Your objective
Return the records below word for word.

*** Opening Material shown ***

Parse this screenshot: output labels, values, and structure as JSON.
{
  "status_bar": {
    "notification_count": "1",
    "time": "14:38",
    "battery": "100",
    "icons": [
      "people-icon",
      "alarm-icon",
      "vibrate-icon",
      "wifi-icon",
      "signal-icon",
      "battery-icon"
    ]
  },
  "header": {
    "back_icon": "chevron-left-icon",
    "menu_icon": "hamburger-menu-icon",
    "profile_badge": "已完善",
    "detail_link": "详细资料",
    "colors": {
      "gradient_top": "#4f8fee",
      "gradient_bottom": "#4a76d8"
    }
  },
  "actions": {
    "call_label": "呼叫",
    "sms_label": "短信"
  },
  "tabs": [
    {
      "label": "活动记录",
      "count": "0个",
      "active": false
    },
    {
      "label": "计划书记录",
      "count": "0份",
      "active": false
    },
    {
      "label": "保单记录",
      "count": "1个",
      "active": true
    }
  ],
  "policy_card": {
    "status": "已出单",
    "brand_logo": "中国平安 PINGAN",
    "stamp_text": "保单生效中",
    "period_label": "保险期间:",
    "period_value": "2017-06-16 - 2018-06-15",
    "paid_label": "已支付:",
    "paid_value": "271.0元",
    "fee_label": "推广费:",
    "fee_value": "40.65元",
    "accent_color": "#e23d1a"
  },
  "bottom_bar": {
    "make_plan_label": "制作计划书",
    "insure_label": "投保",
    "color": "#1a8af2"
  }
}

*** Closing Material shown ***

Exercise response
Parse this screenshot: output labels, values, and structure as JSON.
{
  "status_bar": {
    "notification_count": "1",
    "time": "14:38",
    "battery": "100",
    "icons": [
      "people-icon",
      "alarm-icon",
      "vibrate-icon",
      "wifi-icon",
      "signal-icon",
      "battery-icon"
    ]
  },
  "header": {
    "back_icon": "chevron-left-icon",
    "menu_icon": "hamburger-menu-icon",
    "profile_badge": "已完善",
    "detail_link": "详细资料",
    "colors": {
      "gradient_top": "#4f8fee",
      "gradient_bottom": "#4a76d8"
    }
  },
  "actions": {
    "call_label": "呼叫",
    "sms_label": "短信"
  },
  "tabs": [
    {
      "label": "活动记录",
      "count": "0个",
      "active": false
    },
    {
      "label": "计划书记录",
      "count": "0份",
      "active": false
    },
    {
      "label": "保单记录",
      "count": "1个",
      "active": true
    }
  ],
  "policy_card": {
    "status": "已出单",
    "brand_logo": "中国平安 PINGAN",
    "stamp_text": "保单生效中",
    "period_label": "保险期间:",
    "period_value": "2017-06-16 - 2018-06-15",
    "paid_label": "已支付:",
    "paid_value": "271.0元",
    "fee_label": "推广费:",
    "fee_value": "40.65元",
    "accent_color": "#e23d1a"
  },
  "bottom_bar": {
    "make_plan_label": "制作计划书",
    "insure_label": "投保",
    "color": "#1a8af2"
  }
}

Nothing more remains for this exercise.